▶ Task
Could you please write out each line of the records exactly, minus the pictures?

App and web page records

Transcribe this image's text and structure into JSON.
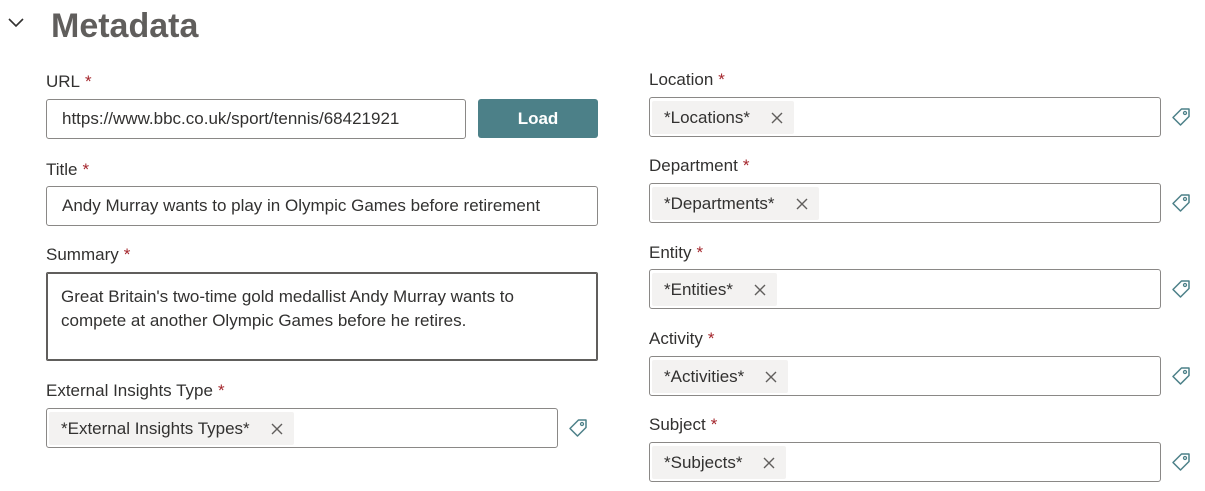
{
  "section": {
    "title": "Metadata"
  },
  "required_marker": "*",
  "url": {
    "label": "URL",
    "value": "https://www.bbc.co.uk/sport/tennis/68421921",
    "load_label": "Load"
  },
  "title_field": {
    "label": "Title",
    "value": "Andy Murray wants to play in Olympic Games before retirement"
  },
  "summary": {
    "label": "Summary",
    "lines": [
      "Great Britain's two-time gold medallist Andy Murray wants to",
      "compete at another Olympic Games before he retires."
    ]
  },
  "external_insights_type": {
    "label": "External Insights Type",
    "tag": "*External Insights Types*"
  },
  "location": {
    "label": "Location",
    "tag": "*Locations*"
  },
  "department": {
    "label": "Department",
    "tag": "*Departments*"
  },
  "entity": {
    "label": "Entity",
    "tag": "*Entities*"
  },
  "activity": {
    "label": "Activity",
    "tag": "*Activities*"
  },
  "subject": {
    "label": "Subject",
    "tag": "*Subjects*"
  },
  "icons": {
    "collapse": "chevron-down-icon",
    "remove": "close-icon",
    "tag": "tag-icon"
  },
  "colors": {
    "accent": "#4c8088",
    "required": "#a4262c",
    "heading": "#605e5c",
    "pill": "#f3f2f1"
  }
}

▶ Solution to this exercise
Transcribe this image's text and structure into JSON.
{
  "section": {
    "title": "Metadata"
  },
  "required_marker": "*",
  "url": {
    "label": "URL",
    "value": "https://www.bbc.co.uk/sport/tennis/68421921",
    "load_label": "Load"
  },
  "title_field": {
    "label": "Title",
    "value": "Andy Murray wants to play in Olympic Games before retirement"
  },
  "summary": {
    "label": "Summary",
    "lines": [
      "Great Britain's two-time gold medallist Andy Murray wants to",
      "compete at another Olympic Games before he retires."
    ]
  },
  "external_insights_type": {
    "label": "External Insights Type",
    "tag": "*External Insights Types*"
  },
  "location": {
    "label": "Location",
    "tag": "*Locations*"
  },
  "department": {
    "label": "Department",
    "tag": "*Departments*"
  },
  "entity": {
    "label": "Entity",
    "tag": "*Entities*"
  },
  "activity": {
    "label": "Activity",
    "tag": "*Activities*"
  },
  "subject": {
    "label": "Subject",
    "tag": "*Subjects*"
  },
  "icons": {
    "collapse": "chevron-down-icon",
    "remove": "close-icon",
    "tag": "tag-icon"
  },
  "colors": {
    "accent": "#4c8088",
    "required": "#a4262c",
    "heading": "#605e5c",
    "pill": "#f3f2f1"
  }
}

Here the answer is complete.